Anthropology Colloquia Series: Dr. Lamont Lindstrom
Start Date: Oct 18, 2018 - 03:30pm
End Date: Oct 18, 2018 - 04:30pm
Location: Hibben Center 105
On October 18, 2018 at 3:30 pm in Hibben 105, Dr. Lamont Lindstrom will present his talk: "Water, Light, Toilets, and Tourists on Tanna (Vanuatu)"
When I arrived in SE Tanna’s Samaria village in 1978, this small community was off the grid. In years since, government and non-governmental organizations have funded a variety of infrastructural development projects: a truck spur road, sundry water catchment tanks and then a reticulated water system, VIP pit toilets, electric generators and solar arrays, and recently a mobile telephony tower looming atop the neighboring mountain. Villagers were more-or-less committed to this infrastructure, using it or not according to their own interests, and usually they permitted it to decay. Reticulated water supply systems and roads were most problematic in that they, unlike other infrastructure that is incontestably emplaced within a single community, extend across several landowning groups from mountain to shore. Village infrastructure projects frequently created more problems than they solved, exacerbating community discord. VIP toilets proved particularly useless. In recent years, people’s resistance to infrastructure has weakened and they have been induced to accept, sometimes pay for, and look after these systems. Samaria is close to Tanna’s active Iasur volcano, and surrounding communities have gone into the bungalow business as increasing numbers of overseas tourists flood the island. Local entrepreneurs must deal with touristic demand for light, water, and toilets. As everywhere, life on the grid brings certain benefits but also many constraints. Infrastructure binds a community together but creates new cages and drives many wedges.

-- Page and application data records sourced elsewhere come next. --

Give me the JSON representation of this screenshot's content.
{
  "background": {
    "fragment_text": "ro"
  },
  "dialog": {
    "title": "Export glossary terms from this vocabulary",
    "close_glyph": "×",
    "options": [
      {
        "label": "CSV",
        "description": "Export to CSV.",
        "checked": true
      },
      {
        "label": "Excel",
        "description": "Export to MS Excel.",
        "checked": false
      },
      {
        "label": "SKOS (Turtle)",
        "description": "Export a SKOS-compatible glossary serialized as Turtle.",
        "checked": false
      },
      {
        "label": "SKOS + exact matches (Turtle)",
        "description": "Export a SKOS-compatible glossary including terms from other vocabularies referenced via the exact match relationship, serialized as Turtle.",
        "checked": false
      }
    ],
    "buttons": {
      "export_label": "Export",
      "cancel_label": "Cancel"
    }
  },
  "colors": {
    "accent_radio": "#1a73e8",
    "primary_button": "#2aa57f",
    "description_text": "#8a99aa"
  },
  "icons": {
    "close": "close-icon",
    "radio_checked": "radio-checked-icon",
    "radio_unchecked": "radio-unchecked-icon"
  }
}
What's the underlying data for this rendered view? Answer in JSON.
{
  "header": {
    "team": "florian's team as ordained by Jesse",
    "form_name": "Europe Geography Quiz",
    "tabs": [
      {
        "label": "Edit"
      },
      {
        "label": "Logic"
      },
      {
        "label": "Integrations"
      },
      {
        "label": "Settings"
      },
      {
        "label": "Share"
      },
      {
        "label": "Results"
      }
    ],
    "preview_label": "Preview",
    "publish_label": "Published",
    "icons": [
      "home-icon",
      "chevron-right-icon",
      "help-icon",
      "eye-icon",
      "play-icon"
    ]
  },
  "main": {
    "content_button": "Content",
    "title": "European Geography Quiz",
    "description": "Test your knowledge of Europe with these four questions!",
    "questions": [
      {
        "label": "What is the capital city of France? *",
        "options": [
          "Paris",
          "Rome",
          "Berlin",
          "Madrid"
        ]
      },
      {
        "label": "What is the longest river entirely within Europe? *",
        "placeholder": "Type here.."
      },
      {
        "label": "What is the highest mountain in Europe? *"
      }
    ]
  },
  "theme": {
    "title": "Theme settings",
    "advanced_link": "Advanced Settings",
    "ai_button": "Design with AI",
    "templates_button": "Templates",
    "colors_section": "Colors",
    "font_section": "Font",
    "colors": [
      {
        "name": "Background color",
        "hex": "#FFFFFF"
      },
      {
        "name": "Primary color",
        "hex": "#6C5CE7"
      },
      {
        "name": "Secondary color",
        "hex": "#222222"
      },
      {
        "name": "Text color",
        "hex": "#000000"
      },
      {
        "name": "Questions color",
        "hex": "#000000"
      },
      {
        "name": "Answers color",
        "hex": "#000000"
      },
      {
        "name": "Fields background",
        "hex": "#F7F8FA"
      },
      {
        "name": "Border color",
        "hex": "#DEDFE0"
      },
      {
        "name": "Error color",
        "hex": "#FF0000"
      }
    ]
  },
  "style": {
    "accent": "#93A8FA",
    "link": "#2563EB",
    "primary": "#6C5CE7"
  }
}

Lamont Lindstrom, Kendall Professor at the University of Tulsa, has long-term research interests in Vanuatu and other Melanesian countries focused on local knowledge systems and social movements, kava, World War Two ethnohistory, contemporary chiefs and the politics of tradition, cultural policy development, sociolinguistics, urban migration and personhood, and early Pacific photography.